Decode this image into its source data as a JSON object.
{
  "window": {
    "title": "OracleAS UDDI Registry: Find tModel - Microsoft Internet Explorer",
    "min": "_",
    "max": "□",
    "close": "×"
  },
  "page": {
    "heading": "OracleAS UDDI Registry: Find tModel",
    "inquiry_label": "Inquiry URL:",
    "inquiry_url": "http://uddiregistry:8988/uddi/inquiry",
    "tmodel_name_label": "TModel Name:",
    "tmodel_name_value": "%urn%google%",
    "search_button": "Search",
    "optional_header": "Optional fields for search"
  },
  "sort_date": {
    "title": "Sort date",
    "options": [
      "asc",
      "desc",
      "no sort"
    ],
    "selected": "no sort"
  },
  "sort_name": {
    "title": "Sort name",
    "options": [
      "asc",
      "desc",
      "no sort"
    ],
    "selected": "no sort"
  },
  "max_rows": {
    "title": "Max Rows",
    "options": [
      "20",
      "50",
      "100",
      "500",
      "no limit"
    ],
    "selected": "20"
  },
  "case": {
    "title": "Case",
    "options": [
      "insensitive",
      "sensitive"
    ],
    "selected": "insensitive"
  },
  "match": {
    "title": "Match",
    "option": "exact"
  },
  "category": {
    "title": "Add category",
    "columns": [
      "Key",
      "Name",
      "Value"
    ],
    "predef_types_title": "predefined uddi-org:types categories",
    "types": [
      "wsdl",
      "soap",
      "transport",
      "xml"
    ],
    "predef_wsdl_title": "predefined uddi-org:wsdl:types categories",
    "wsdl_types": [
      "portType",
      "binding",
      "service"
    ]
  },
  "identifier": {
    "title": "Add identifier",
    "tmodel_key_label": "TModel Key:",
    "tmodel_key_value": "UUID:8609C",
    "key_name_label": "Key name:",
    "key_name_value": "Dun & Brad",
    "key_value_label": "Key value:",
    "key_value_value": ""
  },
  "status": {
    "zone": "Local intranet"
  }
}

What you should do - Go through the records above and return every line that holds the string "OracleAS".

Response -
    "title": "OracleAS UDDI Registry: Find tModel - Microsoft Internet Explorer",
    "heading": "OracleAS UDDI Registry: Find tModel",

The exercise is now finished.